David Boring's intricate and often surreal journey through life is depicted with the skill and wit of a master. Clowes truly has earned the title, as he easily shows us a world full of insecure perverts and capricious plot-twists. Sound like real life? It reads that way, too--but with the twisted perspective that is the unique ground staked out by one of the finest comics creators ever.
By James Kochalka
At one point during this revelatory journey, cartoonist James Kochalka observes "My body is a weird machine of grinding bone and spurting blood." His, and everyone else's, of course. What seperates Kochalka from you and me is his ability to create great art from such a subtle and gross observation. This year, Sunburn gave readers a look inside the inner workings of Kochalka's head, a truly fascinating place to poke around.
In his many works, Kochalka has shown himself to be arrogant, insecure, worried, and confident. He is large, and certainly contains multitudes.
In many ways, 2000 was The Year of Kochalka, with other great offerings including the Carrot Boy CD/comic package, Peanut Butter and Jeremy, and the mindbendingly delightful Monkey vs. Robot.
Sunburn, though, offered the most honest artistic statement Kochalka has given us to date, though, and as such, was one of the best comics he's ever done, and certainly one of the best comics of the year.
Radio: An Illustrated Guide
By Jessica Abel and Ira Glass
A comic book about a radio station and how it works. It was hard to imagine a better comic book for me to review, given that I have worked full-time in radio for close to 15 years now.
Radio is not a comic book story in the usual sense. There is a narrative flow, and it's extremely entertaining and informative, but at its heart, it's a guide to how public radio works, specifically a single weekly program called This American Life.
We learn in minute detail how the show is assembled, from the early planning sessions to the final editing (and tedious re-editing) that occurs right up until the program is broadcast.
Abel and Glass are generous with tips, suggestions and insight, making Radio essential for NPR listeners, and would-be broadcasters.
This is an extremely unusual use of the comics medium, unlike any comic I have ever seen. Abel's technique throughout is to allow the characters to tell their story, without her style getting in the way of what they have to say.
Even if you're not a broadcaster or interested in getting into the business, it's a fascinating look "behind the curtain" and just about every aspect of putting together this type of show is covered. Abel, Glass and Fantagraphics are to be applauded for turning out such an experimental use of the artform.

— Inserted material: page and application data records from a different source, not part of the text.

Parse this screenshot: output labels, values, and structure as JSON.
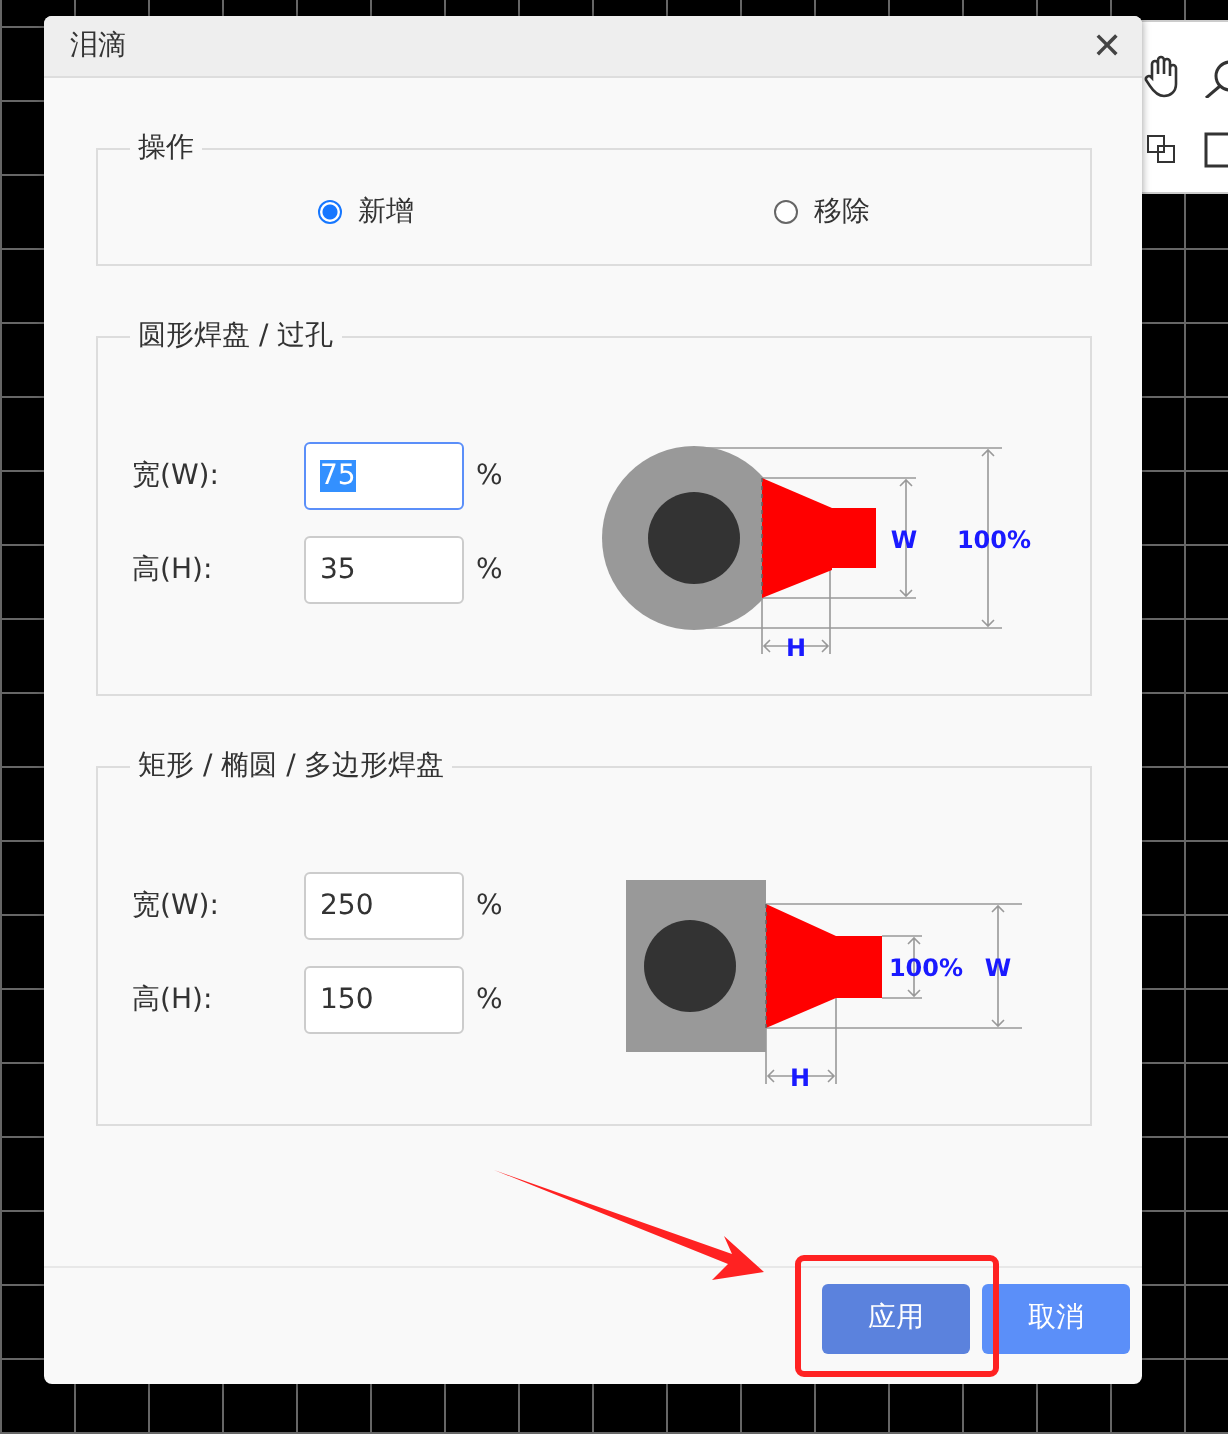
{
  "dialog": {
    "title": "泪滴",
    "close_icon": "✕"
  },
  "operation": {
    "legend": "操作",
    "options": [
      {
        "label": "新增",
        "selected": true
      },
      {
        "label": "移除",
        "selected": false
      }
    ]
  },
  "sections": [
    {
      "kind": "round",
      "legend": "圆形焊盘 / 过孔",
      "fields": [
        {
          "label": "宽(W):",
          "value": "75",
          "unit": "%",
          "focused": true
        },
        {
          "label": "高(H):",
          "value": "35",
          "unit": "%",
          "focused": false
        }
      ],
      "diagram_labels": {
        "w": "W",
        "full": "100%",
        "h": "H"
      }
    },
    {
      "kind": "rect",
      "legend": "矩形 / 椭圆 / 多边形焊盘",
      "fields": [
        {
          "label": "宽(W):",
          "value": "250",
          "unit": "%",
          "focused": false
        },
        {
          "label": "高(H):",
          "value": "150",
          "unit": "%",
          "focused": false
        }
      ],
      "diagram_labels": {
        "w": "W",
        "full": "100%",
        "h": "H"
      }
    }
  ],
  "buttons": [
    {
      "label": "应用",
      "kind": "primary"
    },
    {
      "label": "取消",
      "kind": "secondary"
    }
  ]
}
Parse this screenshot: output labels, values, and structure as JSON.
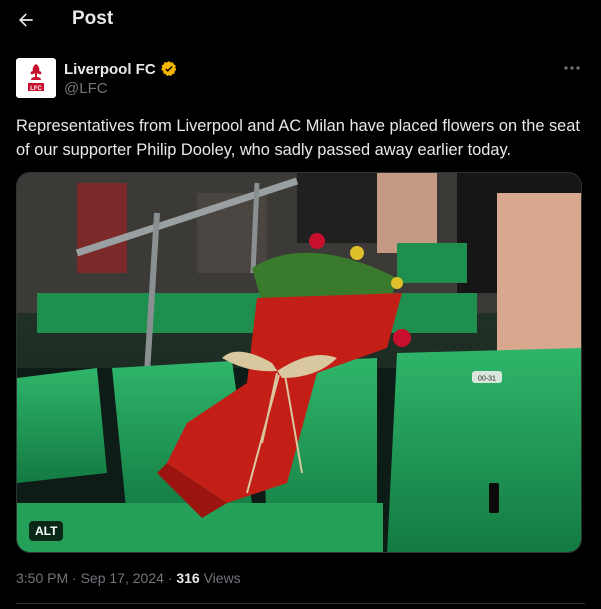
{
  "header": {
    "title": "Post",
    "back_icon": "arrow-left-icon"
  },
  "author": {
    "name": "Liverpool FC",
    "handle": "@LFC",
    "avatar_text": "LFC",
    "verified_icon": "verified-badge-icon",
    "verified_color": "#f4b400"
  },
  "more_icon": "more-horizontal-icon",
  "post": {
    "text": "Representatives from Liverpool and AC Milan have placed flowers on the seat of our supporter Philip Dooley, who sadly passed away earlier today."
  },
  "media": {
    "alt_label": "ALT",
    "seat_tag": "00-31"
  },
  "meta": {
    "time": "3:50 PM",
    "separator1": " · ",
    "date": "Sep 17, 2024",
    "separator2": " · ",
    "views_count": "316",
    "views_label": " Views"
  },
  "colors": {
    "background": "#000000",
    "text": "#e7e9ea",
    "muted": "#71767b",
    "lfc_red": "#c8102e"
  }
}
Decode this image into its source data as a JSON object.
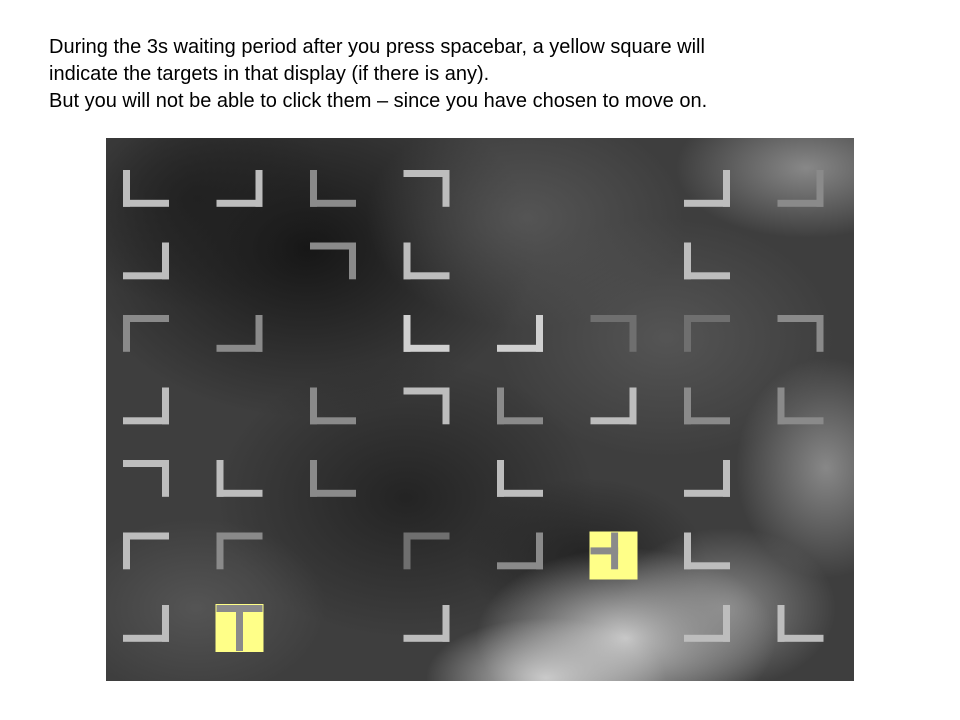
{
  "instructions": {
    "line1": "During the 3s waiting period after you press spacebar, a yellow square will",
    "line2": "indicate the targets in that display (if there is any).",
    "line3": "But you will not be able to click them – since you have chosen to move on."
  },
  "colors": {
    "highlight": "#ffff88",
    "background": "#3e3e3e"
  },
  "stimulus": {
    "grid_columns": 8,
    "grid_rows": 7,
    "items": [
      {
        "row": 0,
        "col": 0,
        "shape": "L",
        "shade": "#bdbdbd"
      },
      {
        "row": 0,
        "col": 1,
        "shape": "J",
        "shade": "#bdbdbd"
      },
      {
        "row": 0,
        "col": 2,
        "shape": "L",
        "shade": "#8a8a8a"
      },
      {
        "row": 0,
        "col": 3,
        "shape": "7",
        "shade": "#bdbdbd"
      },
      {
        "row": 0,
        "col": 6,
        "shape": "J",
        "shade": "#bdbdbd"
      },
      {
        "row": 0,
        "col": 7,
        "shape": "J",
        "shade": "#8a8a8a"
      },
      {
        "row": 1,
        "col": 0,
        "shape": "J",
        "shade": "#bdbdbd"
      },
      {
        "row": 1,
        "col": 2,
        "shape": "7",
        "shade": "#8a8a8a"
      },
      {
        "row": 1,
        "col": 3,
        "shape": "L",
        "shade": "#bdbdbd"
      },
      {
        "row": 1,
        "col": 6,
        "shape": "L",
        "shade": "#bdbdbd"
      },
      {
        "row": 2,
        "col": 0,
        "shape": "F",
        "shade": "#8a8a8a"
      },
      {
        "row": 2,
        "col": 1,
        "shape": "J",
        "shade": "#8a8a8a"
      },
      {
        "row": 2,
        "col": 3,
        "shape": "L",
        "shade": "#d0d0d0"
      },
      {
        "row": 2,
        "col": 4,
        "shape": "J",
        "shade": "#d0d0d0"
      },
      {
        "row": 2,
        "col": 5,
        "shape": "7",
        "shade": "#6f6f6f"
      },
      {
        "row": 2,
        "col": 6,
        "shape": "F",
        "shade": "#6f6f6f"
      },
      {
        "row": 2,
        "col": 7,
        "shape": "7",
        "shade": "#8a8a8a"
      },
      {
        "row": 3,
        "col": 0,
        "shape": "J",
        "shade": "#bdbdbd"
      },
      {
        "row": 3,
        "col": 2,
        "shape": "L",
        "shade": "#8a8a8a"
      },
      {
        "row": 3,
        "col": 3,
        "shape": "7",
        "shade": "#bdbdbd"
      },
      {
        "row": 3,
        "col": 4,
        "shape": "L",
        "shade": "#8a8a8a"
      },
      {
        "row": 3,
        "col": 5,
        "shape": "J",
        "shade": "#bdbdbd"
      },
      {
        "row": 3,
        "col": 6,
        "shape": "L",
        "shade": "#8a8a8a"
      },
      {
        "row": 3,
        "col": 7,
        "shape": "L",
        "shade": "#8a8a8a"
      },
      {
        "row": 4,
        "col": 0,
        "shape": "7",
        "shade": "#bdbdbd"
      },
      {
        "row": 4,
        "col": 1,
        "shape": "L",
        "shade": "#bdbdbd"
      },
      {
        "row": 4,
        "col": 2,
        "shape": "L",
        "shade": "#8a8a8a"
      },
      {
        "row": 4,
        "col": 4,
        "shape": "L",
        "shade": "#bdbdbd"
      },
      {
        "row": 4,
        "col": 6,
        "shape": "J",
        "shade": "#bdbdbd"
      },
      {
        "row": 5,
        "col": 0,
        "shape": "F",
        "shade": "#bdbdbd"
      },
      {
        "row": 5,
        "col": 1,
        "shape": "F",
        "shade": "#8a8a8a"
      },
      {
        "row": 5,
        "col": 3,
        "shape": "F",
        "shade": "#6f6f6f"
      },
      {
        "row": 5,
        "col": 4,
        "shape": "J",
        "shade": "#8a8a8a"
      },
      {
        "row": 5,
        "col": 5,
        "shape": "T-right",
        "shade": "#8a8a8a",
        "target": true
      },
      {
        "row": 5,
        "col": 6,
        "shape": "L",
        "shade": "#bdbdbd"
      },
      {
        "row": 6,
        "col": 0,
        "shape": "J",
        "shade": "#bdbdbd"
      },
      {
        "row": 6,
        "col": 1,
        "shape": "T-down",
        "shade": "#8a8a8a",
        "target": true
      },
      {
        "row": 6,
        "col": 3,
        "shape": "J",
        "shade": "#bdbdbd"
      },
      {
        "row": 6,
        "col": 6,
        "shape": "J",
        "shade": "#bdbdbd"
      },
      {
        "row": 6,
        "col": 7,
        "shape": "L",
        "shade": "#bdbdbd"
      }
    ]
  }
}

By Dave Cooper, et al
This title was one of the most unexpected treasures of 2000. It's a small story, intense and personal, but the ongoing "Ripple: A Predilection For Tina," is one of the most compelling comics stories I have ever read.
Ripple focuses on an artist who becomes obsessed, perhaps even falls in love, with a physically repulsive model who allows the artist to subject her to numerous humiliations in the pursuit of his art.
It's difficult for me to imagine what anyone would find attractive about Tina, the muse at the heart of this story, and yet Cooper convinces me that Martin really can't control his overwhelming passion for her.
Cooper illustrates the story in a primitive, sketchy style heavy on scribbling but generous with the background details of Martin's environment. The comic is printed on heavy, cream-coloured paper that lends an air of gravity to the tale. Overall, the effect leaves one thinking not unkindly of some of the better pieces to appear in RAW.
Thanks for taking the time to read my thoughts on the Best of 2000. If you get a chance, stop by the Message Board and tell us what you loved (and hated!) this year.